Students aged 14-16 across ESA member states will initiate their ESA experiments this week which was inspired by the Micro-Ecological Life Support System Alternative programme (MELiSSA). “Food from Spirulina” is a biological experiment which demonstrates to budding scientists the important role of Spirulina also known in the scientific community as Arthrospira platensis in recycling exhaled CO2 into O2.
Spirulina is a photosynthetic cyanobacteria with a distinctive spiral morphology that has been investigated for the past 25 years by MELISSA scientists and is believed to be a key player in a closed-loop system which could help facilitate deep-space travel by reducing or even eliminating the requirement for fresh supplies of oxygen, food and water from Earth.
Spirulina not only recycles CO2 to O2 but is also edible. Indeed, Spirulina has been harvested for food in South America and Africa for centuries. It could therefore also be eaten as a delicious protein-rich astronaut meal.
The International Space Station will soon host professionally developed experiments investigating the growth profile and viability of Spirulina in a micro-g environment and ESA has given the opportunity for European students to learn about the process using the specially developed “Food from Spirulina” experiment kit.

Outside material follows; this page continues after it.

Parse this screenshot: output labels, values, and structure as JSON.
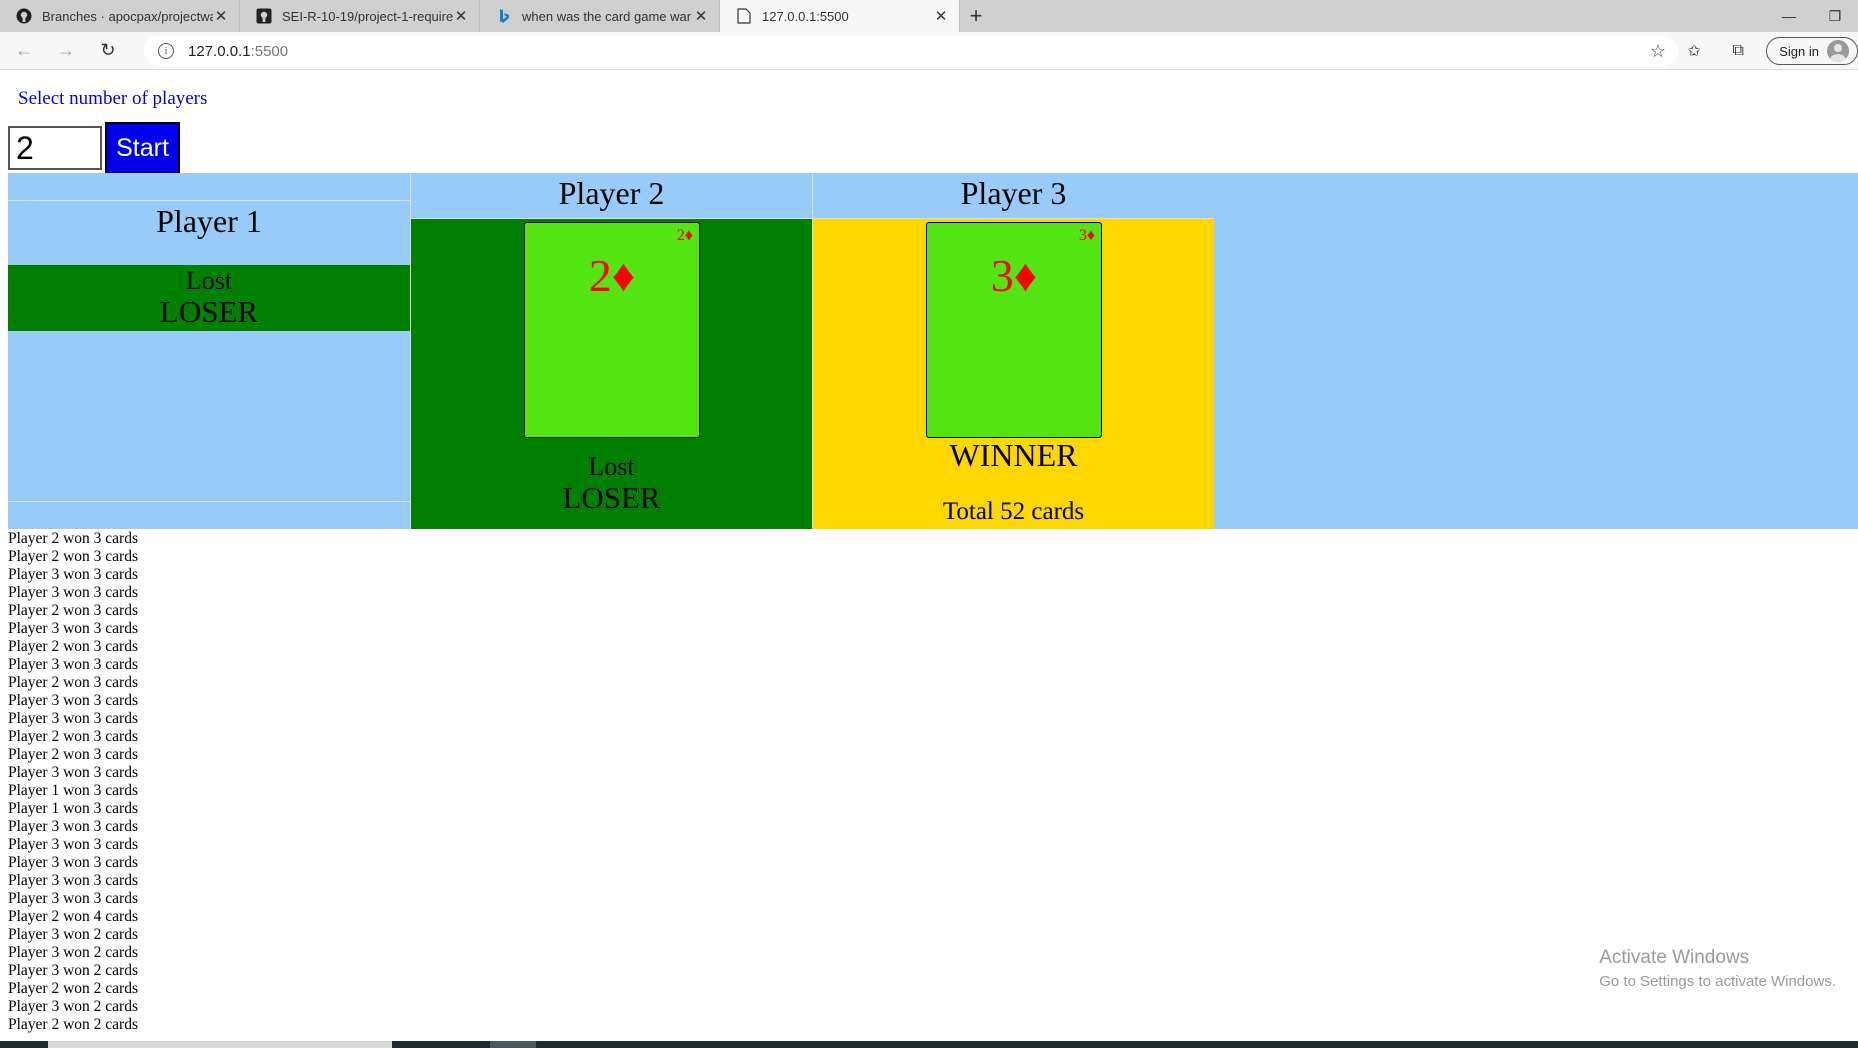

The principle is simple, take two flasks of spirulina, blow into one for a few minutes and watch how the cultures subsequently develop over two weeks. Cultures with dissolved carbon are expected to survive and produce fresh oxygen in return, whereas no oxygen will be produced from control cultures. As with all biological experiments, the environmental conditions are critical – sufficient light and adequate temperature will determine the success of the experiment.
In April, once all experiments will be completed, some selected students will visit 3 venues - Framtidsmuseet (Borlange, Sweden), SCK-CEN (Mol, Belgium) and University of Crete (Crete, Greece). These will be connected live to the International Space Station and will have the chance to speak to ESA astronaut Samantha Cristoforetti during an in-flight call. Samantha Cristoforetti’s Futura mission focuses on healthy nutrition and she has also brought with her healthy organic muesli bars made from spirulina! Students will be able to share the experience of eating healthy space food during the IFC as they will each receive a similar bar.